# Your task
Using the listing below, say how many of its lines hold "true". Offer nothing beyond the number.
________
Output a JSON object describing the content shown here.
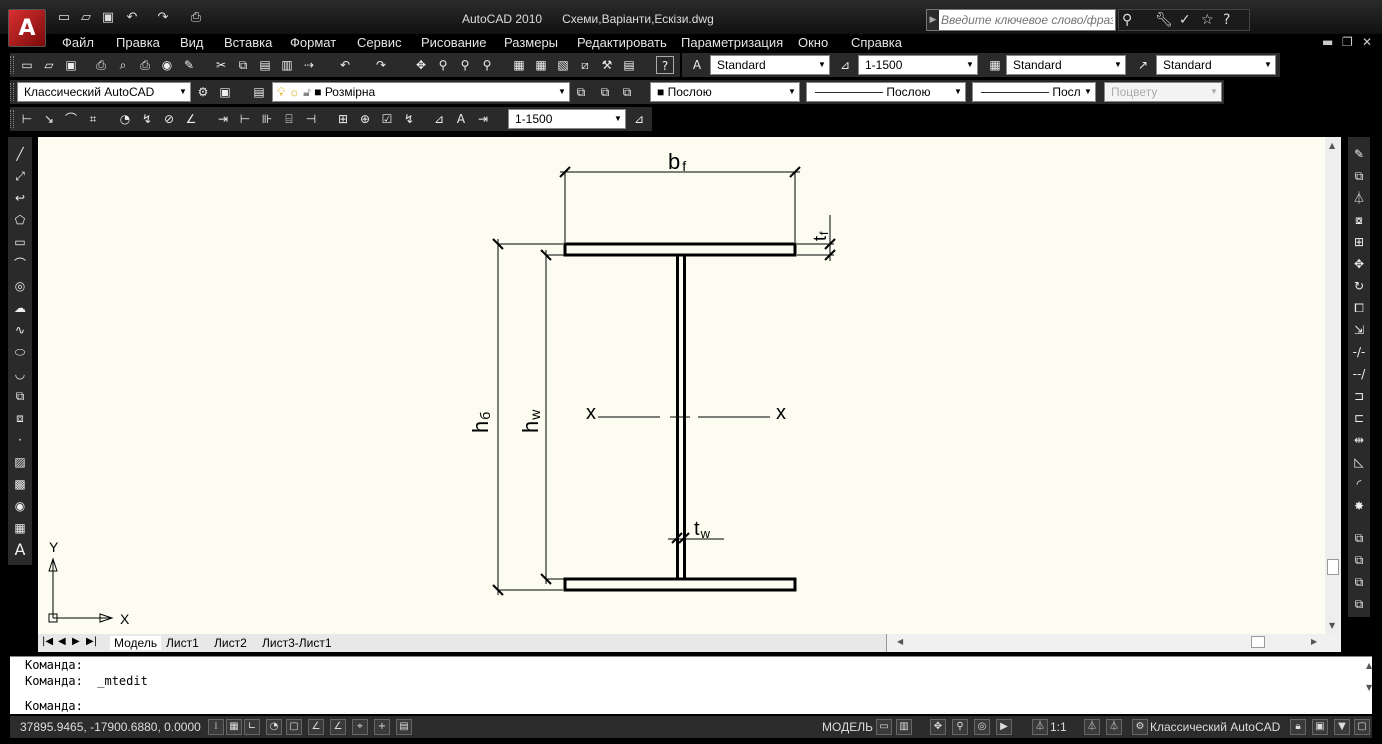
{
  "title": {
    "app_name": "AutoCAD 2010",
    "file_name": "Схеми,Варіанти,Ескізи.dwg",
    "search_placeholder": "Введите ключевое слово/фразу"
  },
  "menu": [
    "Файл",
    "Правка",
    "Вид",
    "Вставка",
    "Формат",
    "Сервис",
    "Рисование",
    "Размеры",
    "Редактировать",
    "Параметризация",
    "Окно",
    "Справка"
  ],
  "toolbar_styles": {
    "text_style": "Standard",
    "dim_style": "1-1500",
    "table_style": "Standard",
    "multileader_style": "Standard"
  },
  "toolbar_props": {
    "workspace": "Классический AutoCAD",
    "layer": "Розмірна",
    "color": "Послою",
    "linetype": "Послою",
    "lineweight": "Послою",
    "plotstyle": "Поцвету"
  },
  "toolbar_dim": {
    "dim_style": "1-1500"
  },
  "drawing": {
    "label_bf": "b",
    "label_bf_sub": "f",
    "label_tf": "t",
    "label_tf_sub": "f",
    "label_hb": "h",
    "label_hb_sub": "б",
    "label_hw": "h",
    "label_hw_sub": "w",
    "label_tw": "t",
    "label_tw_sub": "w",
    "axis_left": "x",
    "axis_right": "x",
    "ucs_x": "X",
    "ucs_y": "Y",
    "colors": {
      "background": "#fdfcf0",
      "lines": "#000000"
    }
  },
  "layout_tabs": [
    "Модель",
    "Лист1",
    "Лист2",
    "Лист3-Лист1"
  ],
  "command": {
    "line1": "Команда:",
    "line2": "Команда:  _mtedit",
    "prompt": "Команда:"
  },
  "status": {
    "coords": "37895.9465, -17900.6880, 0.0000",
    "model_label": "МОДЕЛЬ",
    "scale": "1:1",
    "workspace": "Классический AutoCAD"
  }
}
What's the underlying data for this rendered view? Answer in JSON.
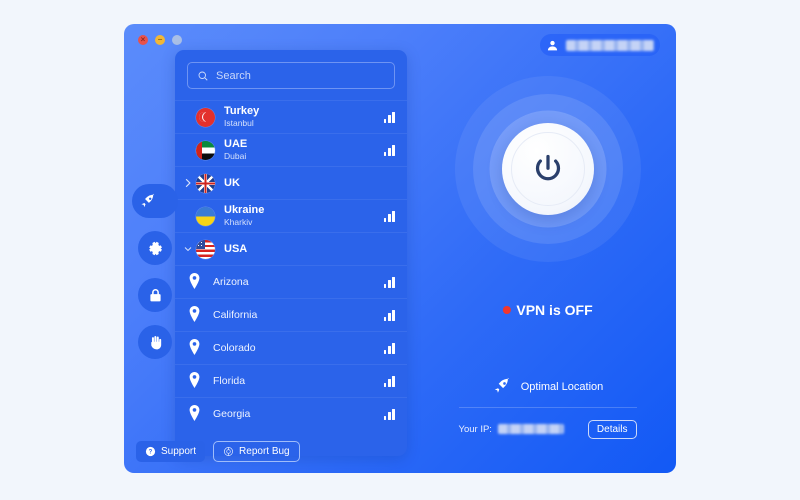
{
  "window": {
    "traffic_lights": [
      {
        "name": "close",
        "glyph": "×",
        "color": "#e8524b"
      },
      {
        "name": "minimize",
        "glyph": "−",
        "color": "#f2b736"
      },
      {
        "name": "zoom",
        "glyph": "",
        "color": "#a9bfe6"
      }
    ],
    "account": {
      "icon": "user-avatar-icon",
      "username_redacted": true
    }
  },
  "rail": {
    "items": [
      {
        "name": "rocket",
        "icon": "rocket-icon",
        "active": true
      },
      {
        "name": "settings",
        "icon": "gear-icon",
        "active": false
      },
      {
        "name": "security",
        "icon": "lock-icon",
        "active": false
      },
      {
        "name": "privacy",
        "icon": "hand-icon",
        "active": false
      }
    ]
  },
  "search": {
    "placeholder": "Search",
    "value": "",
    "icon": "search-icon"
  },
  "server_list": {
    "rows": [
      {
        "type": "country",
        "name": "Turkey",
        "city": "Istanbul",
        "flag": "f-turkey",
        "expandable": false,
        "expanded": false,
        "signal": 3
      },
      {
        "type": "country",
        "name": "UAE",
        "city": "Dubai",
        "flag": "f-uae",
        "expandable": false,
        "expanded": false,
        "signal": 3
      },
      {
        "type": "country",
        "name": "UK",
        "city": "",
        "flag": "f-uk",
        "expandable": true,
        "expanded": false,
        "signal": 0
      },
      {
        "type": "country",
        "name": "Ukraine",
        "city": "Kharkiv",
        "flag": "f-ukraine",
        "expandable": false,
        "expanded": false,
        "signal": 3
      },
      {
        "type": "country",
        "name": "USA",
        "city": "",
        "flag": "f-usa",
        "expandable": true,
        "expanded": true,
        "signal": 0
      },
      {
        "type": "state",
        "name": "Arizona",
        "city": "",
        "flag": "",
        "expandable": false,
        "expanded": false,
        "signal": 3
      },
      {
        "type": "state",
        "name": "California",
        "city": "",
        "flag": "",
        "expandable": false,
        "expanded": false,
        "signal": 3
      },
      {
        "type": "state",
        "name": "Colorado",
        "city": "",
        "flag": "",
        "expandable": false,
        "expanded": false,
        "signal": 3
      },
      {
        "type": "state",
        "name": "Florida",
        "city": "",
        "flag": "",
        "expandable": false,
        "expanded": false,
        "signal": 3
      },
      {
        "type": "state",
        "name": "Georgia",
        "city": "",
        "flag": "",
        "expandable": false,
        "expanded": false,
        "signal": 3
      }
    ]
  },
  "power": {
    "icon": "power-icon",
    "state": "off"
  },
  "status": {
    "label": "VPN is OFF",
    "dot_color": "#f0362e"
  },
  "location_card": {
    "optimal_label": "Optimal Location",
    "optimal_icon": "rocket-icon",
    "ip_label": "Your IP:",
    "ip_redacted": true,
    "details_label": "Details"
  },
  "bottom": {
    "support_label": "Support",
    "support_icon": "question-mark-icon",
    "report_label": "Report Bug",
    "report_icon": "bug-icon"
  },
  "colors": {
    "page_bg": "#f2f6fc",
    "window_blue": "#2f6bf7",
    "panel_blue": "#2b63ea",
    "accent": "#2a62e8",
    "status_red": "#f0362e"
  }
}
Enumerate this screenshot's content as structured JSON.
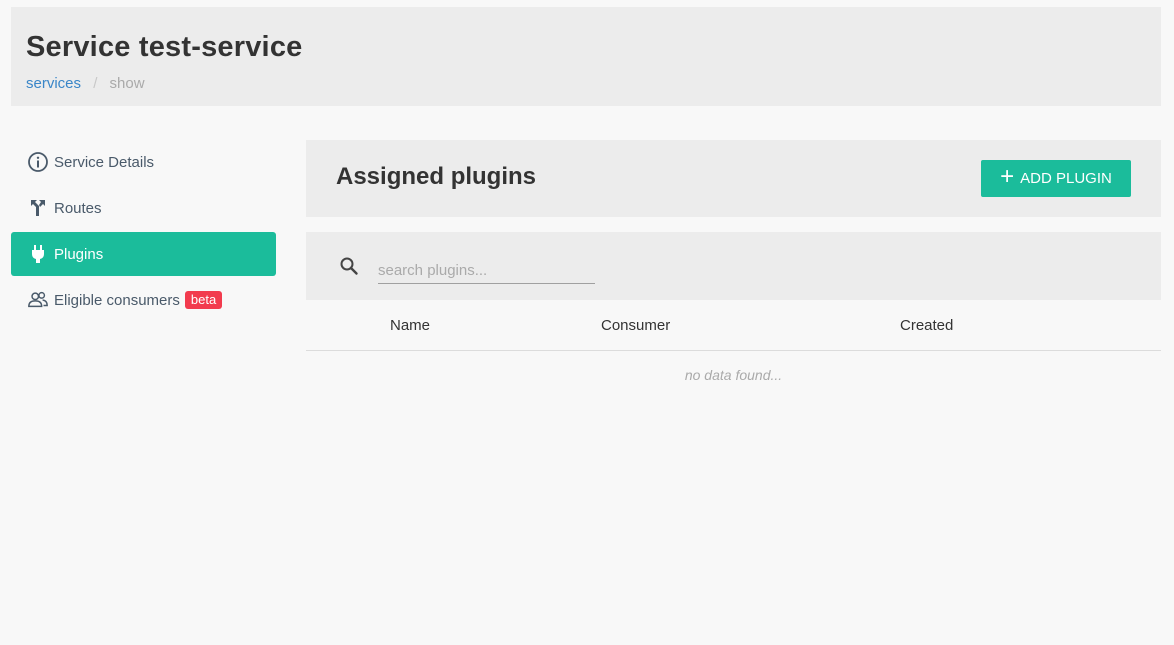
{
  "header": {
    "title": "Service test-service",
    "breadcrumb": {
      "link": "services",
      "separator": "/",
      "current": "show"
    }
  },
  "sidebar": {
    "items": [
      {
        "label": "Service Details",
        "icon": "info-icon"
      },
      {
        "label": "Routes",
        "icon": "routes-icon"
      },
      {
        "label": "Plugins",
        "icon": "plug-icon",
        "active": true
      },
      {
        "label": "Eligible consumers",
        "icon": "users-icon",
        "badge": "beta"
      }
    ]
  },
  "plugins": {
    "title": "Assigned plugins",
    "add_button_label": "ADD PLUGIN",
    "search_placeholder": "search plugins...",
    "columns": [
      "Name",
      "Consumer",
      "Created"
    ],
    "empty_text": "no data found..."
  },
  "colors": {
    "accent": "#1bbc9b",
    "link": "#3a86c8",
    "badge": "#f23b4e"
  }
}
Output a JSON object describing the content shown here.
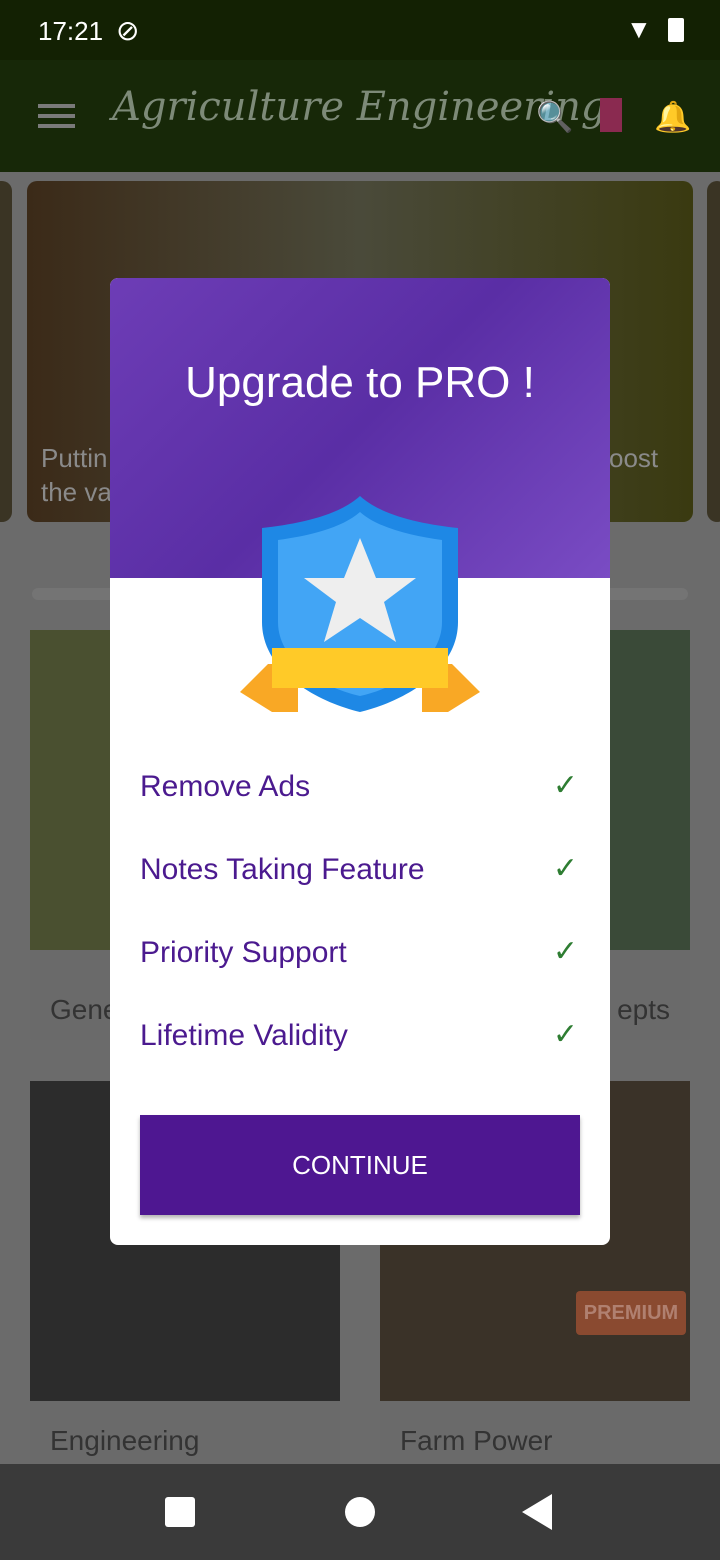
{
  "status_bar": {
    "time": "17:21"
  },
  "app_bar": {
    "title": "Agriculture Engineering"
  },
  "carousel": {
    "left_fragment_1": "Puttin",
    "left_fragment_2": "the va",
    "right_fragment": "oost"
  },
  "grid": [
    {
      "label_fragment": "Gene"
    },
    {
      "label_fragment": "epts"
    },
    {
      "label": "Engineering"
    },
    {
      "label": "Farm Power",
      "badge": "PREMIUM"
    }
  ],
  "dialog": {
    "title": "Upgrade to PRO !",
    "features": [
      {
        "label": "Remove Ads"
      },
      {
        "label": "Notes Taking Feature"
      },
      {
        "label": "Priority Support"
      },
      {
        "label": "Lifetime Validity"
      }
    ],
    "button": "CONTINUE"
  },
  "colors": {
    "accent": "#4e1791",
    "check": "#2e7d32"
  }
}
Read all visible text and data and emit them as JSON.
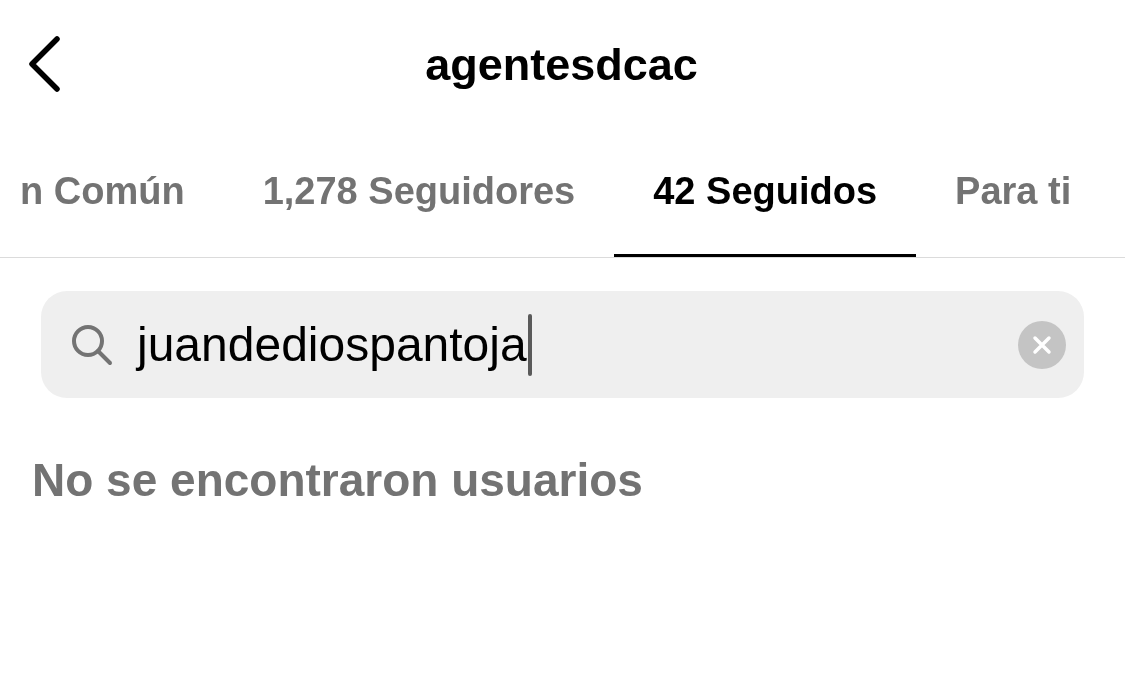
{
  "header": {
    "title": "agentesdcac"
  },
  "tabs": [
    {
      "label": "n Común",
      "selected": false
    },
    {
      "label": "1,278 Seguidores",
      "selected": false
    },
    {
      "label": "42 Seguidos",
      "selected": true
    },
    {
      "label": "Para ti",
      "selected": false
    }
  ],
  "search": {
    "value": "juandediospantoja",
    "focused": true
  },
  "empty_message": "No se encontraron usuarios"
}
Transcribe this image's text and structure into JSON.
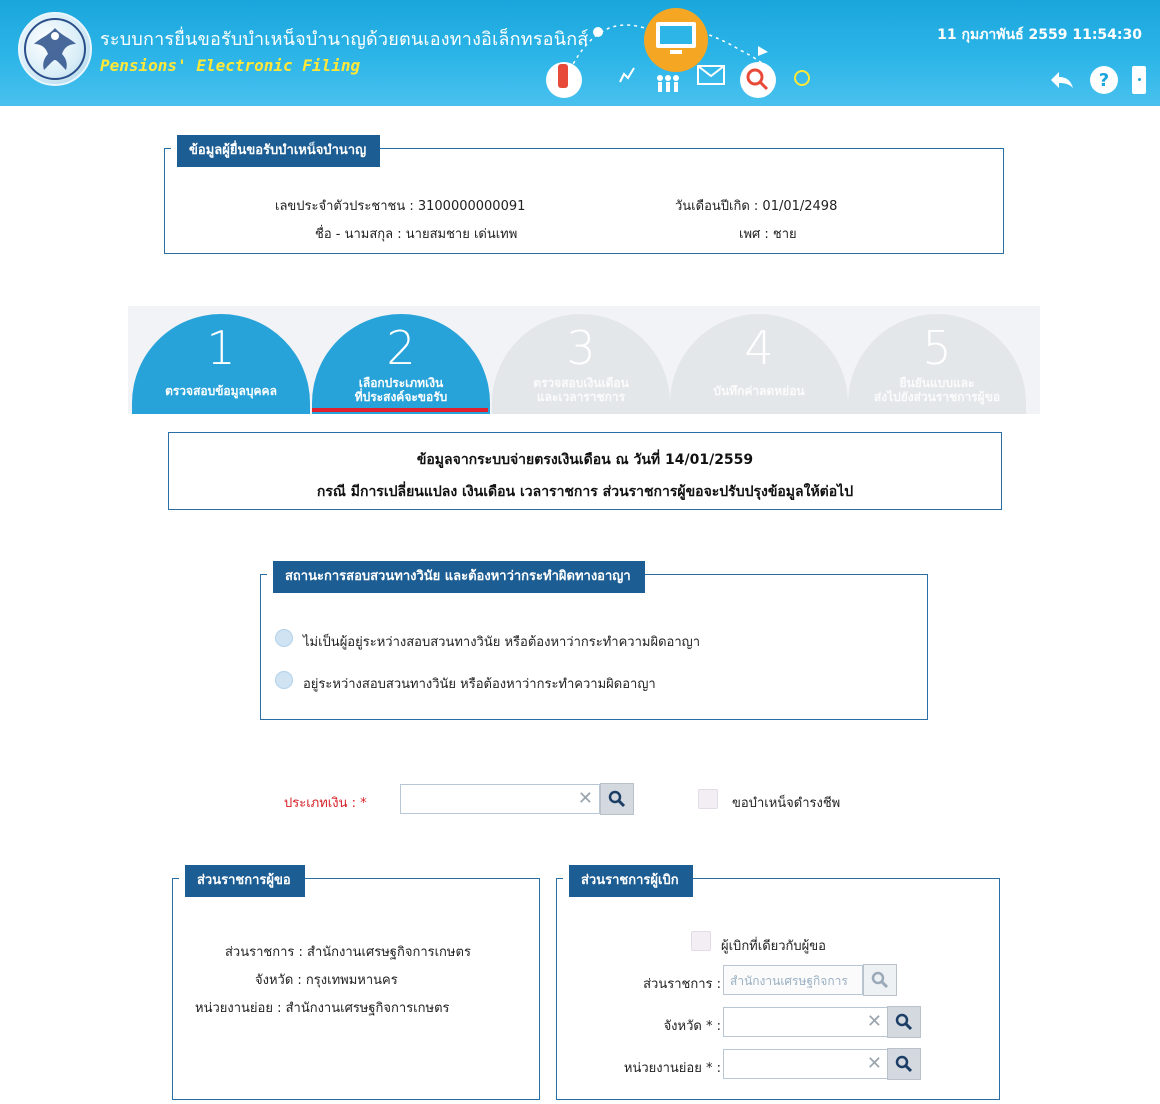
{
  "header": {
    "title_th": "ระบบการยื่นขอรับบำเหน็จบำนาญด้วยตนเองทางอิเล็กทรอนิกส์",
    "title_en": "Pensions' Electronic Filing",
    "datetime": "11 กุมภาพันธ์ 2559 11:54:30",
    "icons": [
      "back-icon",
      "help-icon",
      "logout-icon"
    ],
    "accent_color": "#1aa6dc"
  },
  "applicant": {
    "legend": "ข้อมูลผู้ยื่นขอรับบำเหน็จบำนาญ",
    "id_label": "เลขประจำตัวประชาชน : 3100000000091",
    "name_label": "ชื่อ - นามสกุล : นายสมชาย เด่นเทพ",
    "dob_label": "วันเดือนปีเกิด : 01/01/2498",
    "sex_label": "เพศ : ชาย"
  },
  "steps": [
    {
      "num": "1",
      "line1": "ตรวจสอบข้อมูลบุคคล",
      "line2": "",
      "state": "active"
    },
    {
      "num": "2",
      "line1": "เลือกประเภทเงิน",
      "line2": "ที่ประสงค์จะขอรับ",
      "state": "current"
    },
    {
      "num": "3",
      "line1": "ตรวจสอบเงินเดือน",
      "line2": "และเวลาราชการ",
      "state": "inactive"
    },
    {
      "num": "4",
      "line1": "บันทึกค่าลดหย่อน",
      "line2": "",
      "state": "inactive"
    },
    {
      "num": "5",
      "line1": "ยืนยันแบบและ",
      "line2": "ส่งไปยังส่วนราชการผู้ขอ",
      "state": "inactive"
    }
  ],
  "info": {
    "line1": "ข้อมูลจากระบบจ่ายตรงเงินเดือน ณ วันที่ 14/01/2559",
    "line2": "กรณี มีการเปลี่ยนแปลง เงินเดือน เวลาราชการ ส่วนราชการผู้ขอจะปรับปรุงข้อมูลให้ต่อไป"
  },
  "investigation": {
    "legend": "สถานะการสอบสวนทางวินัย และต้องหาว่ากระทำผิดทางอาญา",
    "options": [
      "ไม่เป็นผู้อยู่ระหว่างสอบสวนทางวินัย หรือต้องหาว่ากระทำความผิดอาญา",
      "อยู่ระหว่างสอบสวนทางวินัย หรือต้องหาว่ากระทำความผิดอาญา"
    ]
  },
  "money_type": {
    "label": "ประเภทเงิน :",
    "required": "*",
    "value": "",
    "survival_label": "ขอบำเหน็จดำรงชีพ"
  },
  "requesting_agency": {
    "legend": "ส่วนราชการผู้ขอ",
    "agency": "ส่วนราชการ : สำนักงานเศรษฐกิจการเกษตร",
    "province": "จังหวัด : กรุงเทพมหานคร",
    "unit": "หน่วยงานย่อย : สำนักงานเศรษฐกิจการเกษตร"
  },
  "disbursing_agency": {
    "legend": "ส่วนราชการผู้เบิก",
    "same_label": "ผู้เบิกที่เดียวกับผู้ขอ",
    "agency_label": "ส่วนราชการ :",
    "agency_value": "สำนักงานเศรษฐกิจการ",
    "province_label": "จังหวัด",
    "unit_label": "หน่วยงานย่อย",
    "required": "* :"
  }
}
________
# Result for this task
9